Under the GDPR, every business is responsible for knowing how data is collected, processed, and disseminated by their organization. As a starting point to determine your steps to GDPR compliance, you will need to document what data your company collects about customers and how that data is being used. Additionally, you will need to know what data your company is sending to vendors and other 3rd parties and what their plans are for GDPR compliance.
What’s All This About Cookies?
Cookies are small files which are stored on a user’s computer, and can hold data specific to a particular client and website. Most websites use some form of cookies at the moment. This data can be accessed either by the web server or the client computer.
Under existing rules, cookies that are not strictly necessary require consent, and the definition of consent and the requirements associated with it, changes under the GDPR. Implied consent is no longer sufficient to utilize cookies. Consent must be given through a clear affirmative action, such as clicking an opt-in box or choosing settings or preferences on a settings menu. Simply visiting a site doesn’t count as consent. A few background articles on Cookie Consent can be found here, here and here.
How Much Development Time Should You Expect This To Take?
The reality is GDPR is much more focused on process and data transparency to the user rather than technical security requirements. However, GDPR does require that you have processes to completely remove any data which you hold on a customer. This can be done manually and the Magento data mapping documentation should detail exactly where these records live. Keep in mind that for a specific long term solution you should talk to your Human Element Account Manager to coordinate a plan specific to you.
The main bulk of the work will not be with your eCommerce platform but will be specific to user data you are collecting using other services such as email marketing, retargeting, and tracking on-site user behaviors.
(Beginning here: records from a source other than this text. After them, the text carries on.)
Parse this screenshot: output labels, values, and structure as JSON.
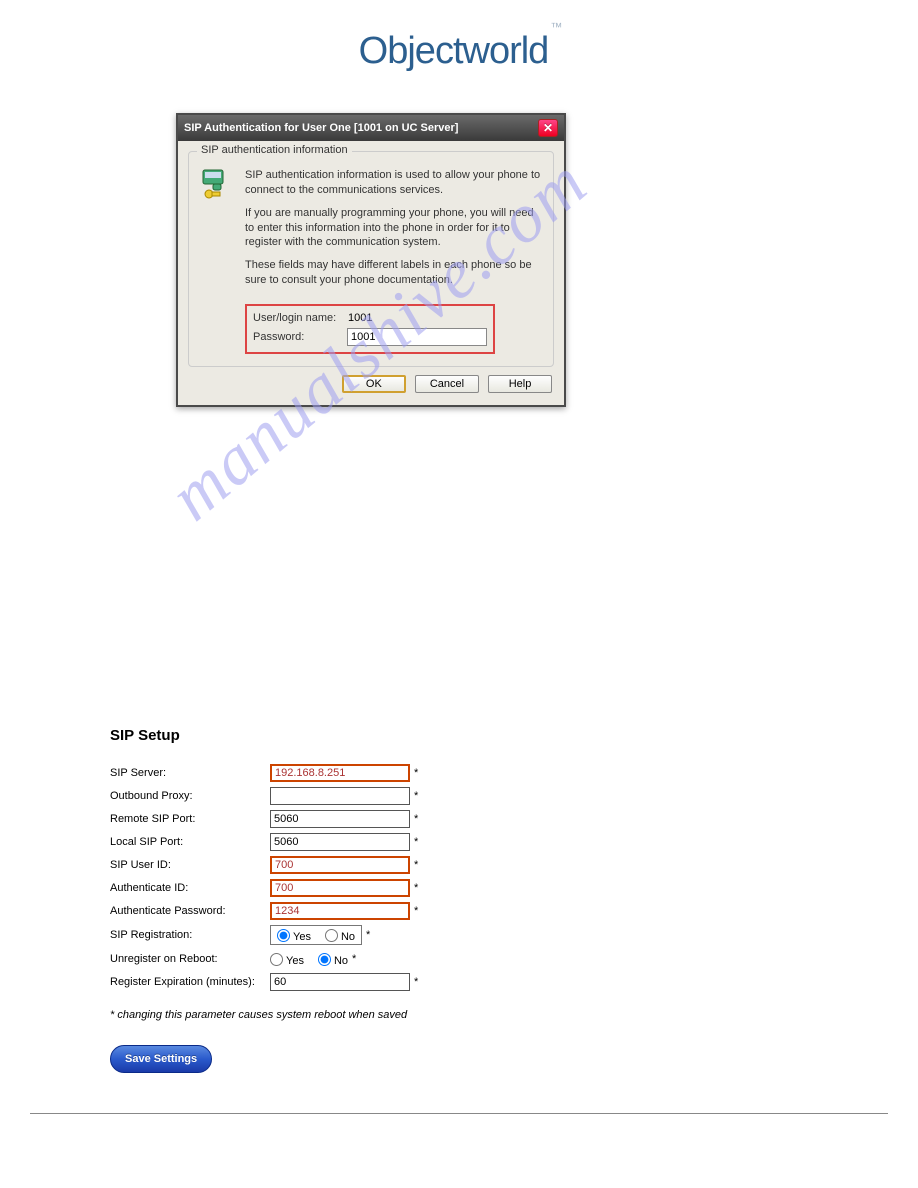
{
  "logo": {
    "text": "Objectworld",
    "tm": "™"
  },
  "dialog": {
    "title": "SIP Authentication for User One [1001 on UC Server]",
    "group_legend": "SIP authentication information",
    "p1": "SIP authentication information is used to allow your phone to connect to the communications services.",
    "p2": "If you are manually programming your phone, you will need to enter this information into the phone in order for it to register with the communication system.",
    "p3": "These fields may have different labels in each phone so be sure to consult your phone documentation.",
    "user_label": "User/login name:",
    "user_value": "1001",
    "pass_label": "Password:",
    "pass_value": "1001",
    "ok": "OK",
    "cancel": "Cancel",
    "help": "Help"
  },
  "watermark": "manualshive.com",
  "sip": {
    "title": "SIP Setup",
    "rows": {
      "server_label": "SIP Server:",
      "server_value": "192.168.8.251",
      "proxy_label": "Outbound Proxy:",
      "proxy_value": "",
      "rport_label": "Remote SIP Port:",
      "rport_value": "5060",
      "lport_label": "Local SIP Port:",
      "lport_value": "5060",
      "uid_label": "SIP User ID:",
      "uid_value": "700",
      "authid_label": "Authenticate ID:",
      "authid_value": "700",
      "authpw_label": "Authenticate Password:",
      "authpw_value": "1234",
      "reg_label": "SIP Registration:",
      "unreg_label": "Unregister on Reboot:",
      "exp_label": "Register Expiration (minutes):",
      "exp_value": "60",
      "yes": "Yes",
      "no": "No"
    },
    "footnote": "* changing this parameter causes system reboot when saved",
    "save": "Save Settings",
    "star": "*"
  }
}
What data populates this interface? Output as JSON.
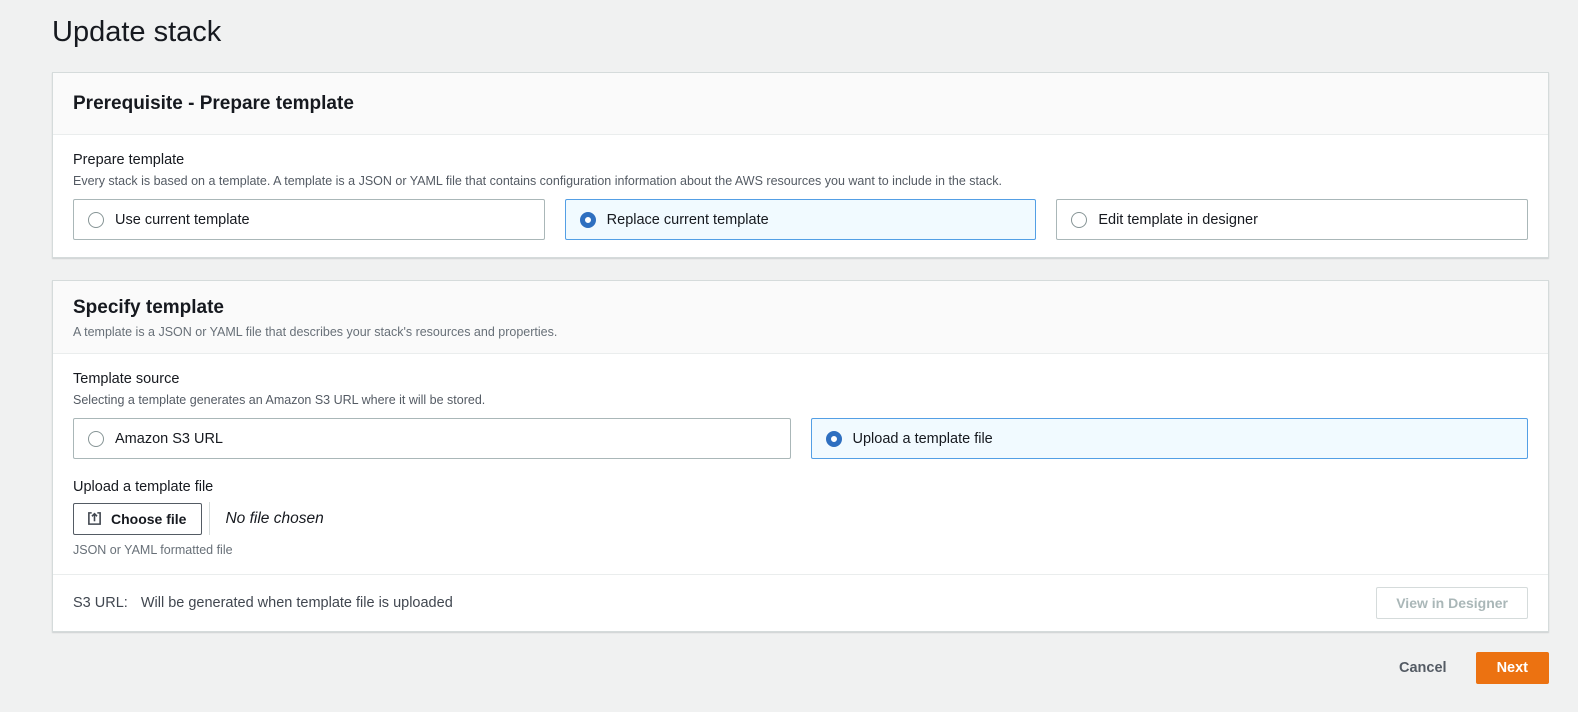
{
  "page": {
    "title": "Update stack",
    "background_color": "#f0f1f1",
    "accent_orange": "#ec7211",
    "radio_selected_blue": "#2e6fc0",
    "selected_tile_bg": "#f1faff",
    "selected_tile_border": "#539fe5"
  },
  "prerequisite_card": {
    "title": "Prerequisite - Prepare template",
    "prepare_template": {
      "label": "Prepare template",
      "description": "Every stack is based on a template. A template is a JSON or YAML file that contains configuration information about the AWS resources you want to include in the stack.",
      "options": [
        {
          "label": "Use current template",
          "selected": false
        },
        {
          "label": "Replace current template",
          "selected": true
        },
        {
          "label": "Edit template in designer",
          "selected": false
        }
      ]
    }
  },
  "specify_card": {
    "title": "Specify template",
    "subtitle": "A template is a JSON or YAML file that describes your stack's resources and properties.",
    "template_source": {
      "label": "Template source",
      "description": "Selecting a template generates an Amazon S3 URL where it will be stored.",
      "options": [
        {
          "label": "Amazon S3 URL",
          "selected": false
        },
        {
          "label": "Upload a template file",
          "selected": true
        }
      ]
    },
    "upload": {
      "label": "Upload a template file",
      "choose_file_button": "Choose file",
      "no_file_text": "No file chosen",
      "helper": "JSON or YAML formatted file"
    },
    "footer": {
      "s3_url_label": "S3 URL:",
      "s3_url_value": "Will be generated when template file is uploaded",
      "view_in_designer_button": "View in Designer",
      "view_in_designer_enabled": false
    }
  },
  "actions": {
    "cancel_label": "Cancel",
    "next_label": "Next"
  }
}
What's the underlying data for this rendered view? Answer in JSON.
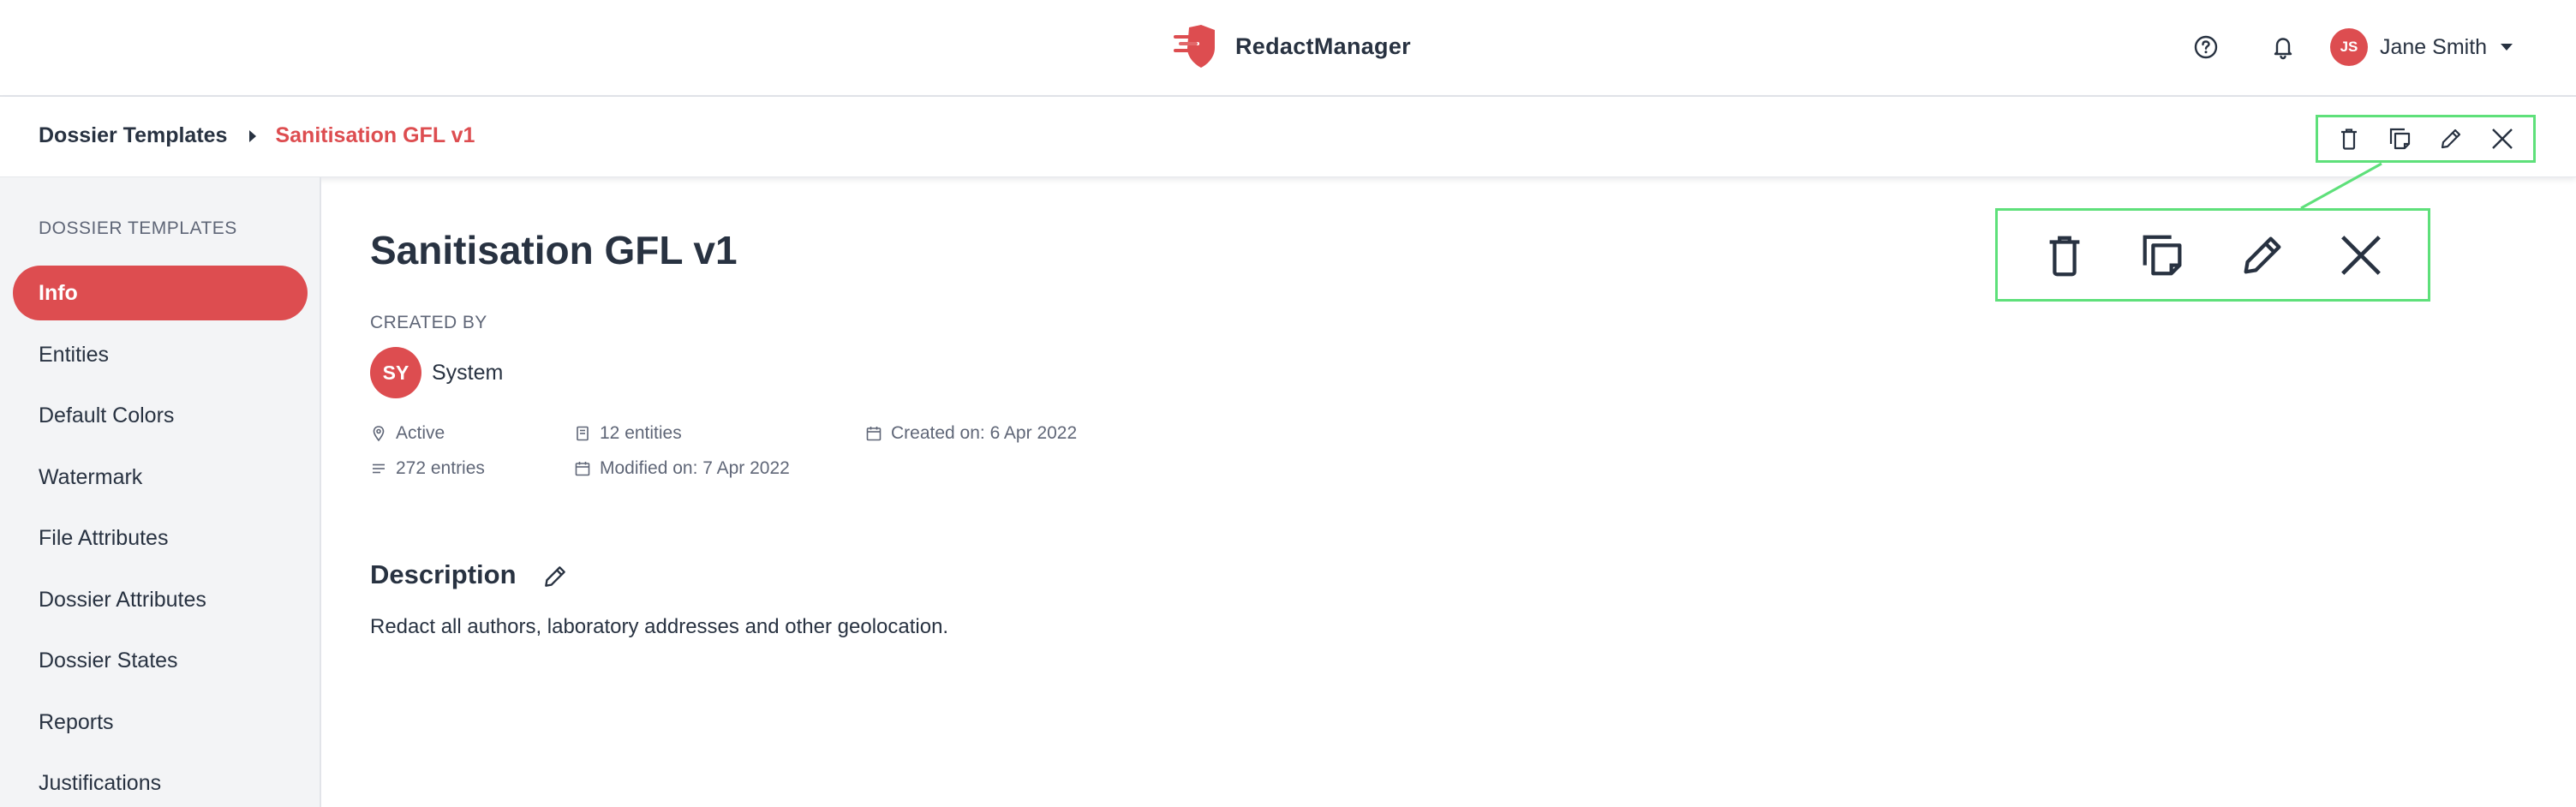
{
  "app": {
    "name": "RedactManager",
    "brand_color": "#dd4d50",
    "highlight_color": "#5ee07a"
  },
  "user": {
    "initials": "JS",
    "name": "Jane Smith"
  },
  "breadcrumb": {
    "root": "Dossier Templates",
    "current": "Sanitisation GFL v1"
  },
  "actions": [
    {
      "name": "delete",
      "icon": "trash-icon"
    },
    {
      "name": "clone",
      "icon": "copy-icon"
    },
    {
      "name": "edit",
      "icon": "pencil-icon"
    },
    {
      "name": "close",
      "icon": "close-icon"
    }
  ],
  "sidebar": {
    "title": "DOSSIER TEMPLATES",
    "items": [
      {
        "label": "Info",
        "active": true
      },
      {
        "label": "Entities",
        "active": false
      },
      {
        "label": "Default Colors",
        "active": false
      },
      {
        "label": "Watermark",
        "active": false
      },
      {
        "label": "File Attributes",
        "active": false
      },
      {
        "label": "Dossier Attributes",
        "active": false
      },
      {
        "label": "Dossier States",
        "active": false
      },
      {
        "label": "Reports",
        "active": false
      },
      {
        "label": "Justifications",
        "active": false
      }
    ]
  },
  "template": {
    "title": "Sanitisation GFL v1",
    "created_by_label": "CREATED BY",
    "creator_initials": "SY",
    "creator_name": "System",
    "stats": {
      "status": "Active",
      "entities": "12 entities",
      "created": "Created on: 6 Apr 2022",
      "entries": "272 entries",
      "modified": "Modified on: 7 Apr 2022"
    },
    "description_label": "Description",
    "description": "Redact all authors, laboratory addresses and other geolocation."
  }
}
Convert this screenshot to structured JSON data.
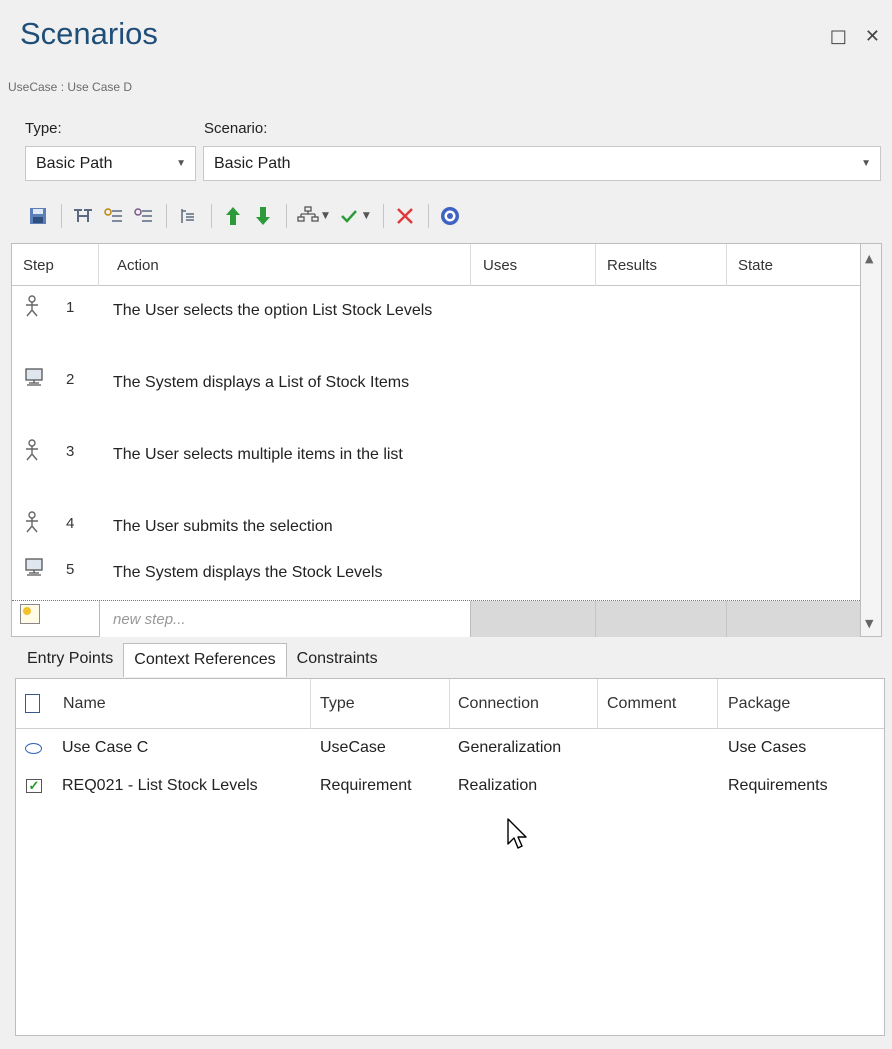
{
  "window": {
    "title": "Scenarios",
    "breadcrumb": "UseCase : Use Case D"
  },
  "form": {
    "type_label": "Type:",
    "type_value": "Basic Path",
    "scenario_label": "Scenario:",
    "scenario_value": "Basic Path"
  },
  "toolbar_icons": [
    "save-icon",
    "structure-icon",
    "actor-icon",
    "system-icon",
    "indent-icon",
    "move-up-icon",
    "move-down-icon",
    "generate-icon",
    "check-icon",
    "delete-icon",
    "help-icon"
  ],
  "steps_grid": {
    "columns": [
      "Step",
      "Action",
      "Uses",
      "Results",
      "State"
    ],
    "rows": [
      {
        "num": "1",
        "actor": "user",
        "action": "The User selects the option List Stock Levels"
      },
      {
        "num": "2",
        "actor": "system",
        "action": "The System displays a List of Stock Items"
      },
      {
        "num": "3",
        "actor": "user",
        "action": "The User selects multiple items in the list"
      },
      {
        "num": "4",
        "actor": "user",
        "action": "The User submits the selection"
      },
      {
        "num": "5",
        "actor": "system",
        "action": "The System displays the Stock Levels"
      }
    ],
    "new_step_placeholder": "new step..."
  },
  "tabs": [
    {
      "label": "Entry Points",
      "active": false
    },
    {
      "label": "Context References",
      "active": true
    },
    {
      "label": "Constraints",
      "active": false
    }
  ],
  "references_grid": {
    "columns": [
      "Name",
      "Type",
      "Connection",
      "Comment",
      "Package"
    ],
    "rows": [
      {
        "name": "Use Case C",
        "type": "UseCase",
        "connection": "Generalization",
        "comment": "",
        "package": "Use Cases",
        "icon": "usecase-icon"
      },
      {
        "name": "REQ021 - List Stock Levels",
        "type": "Requirement",
        "connection": "Realization",
        "comment": "",
        "package": "Requirements",
        "icon": "requirement-icon"
      }
    ]
  },
  "colors": {
    "title": "#1f4e79",
    "move_arrows": "#2e9b3a",
    "delete": "#e03a3a",
    "help": "#3f62c4"
  }
}
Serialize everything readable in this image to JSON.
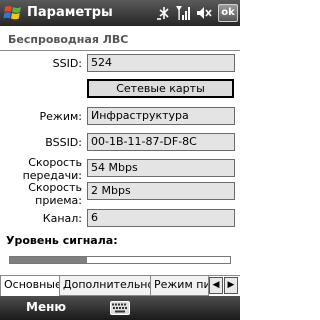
{
  "titlebar": {
    "title": "Параметры",
    "ok_label": "ok"
  },
  "section": {
    "title": "Беспроводная ЛВС"
  },
  "fields": {
    "ssid_label": "SSID:",
    "ssid_value": "524",
    "cards_button": "Сетевые карты",
    "mode_label": "Режим:",
    "mode_value": "Инфраструктура",
    "bssid_label": "BSSID:",
    "bssid_value": "00-1B-11-87-DF-8C",
    "tx_label_1": "Скорость",
    "tx_label_2": "передачи:",
    "tx_value": "54 Mbps",
    "rx_label_1": "Скорость",
    "rx_label_2": "приема:",
    "rx_value": "2 Mbps",
    "channel_label": "Канал:",
    "channel_value": "6"
  },
  "signal": {
    "label": "Уровень сигнала:",
    "level": 0.35
  },
  "tabs": [
    {
      "label": "Основные",
      "active": true
    },
    {
      "label": "Дополнительно",
      "active": false
    },
    {
      "label": "Режим пит",
      "active": false
    }
  ],
  "bottombar": {
    "menu_label": "Меню"
  },
  "icons": [
    "windows-start-icon",
    "connectivity-icon",
    "signal-strength-icon",
    "volume-mute-icon",
    "keyboard-icon",
    "chevron-left-icon",
    "chevron-right-icon"
  ]
}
You will also want to take a look at how you’re collecting personal data in reviews, forms and customer account profiles. At the end of the day, you want to be sure that your vendors do not store, further process or forward the data they have used to provide you the service. Check the contract. If you’re not satisfied with what you see, ask them specific questions. Below is a list of resources from many of our partners on how to handle GDPR specifically for your particular eCommerce marketing stack.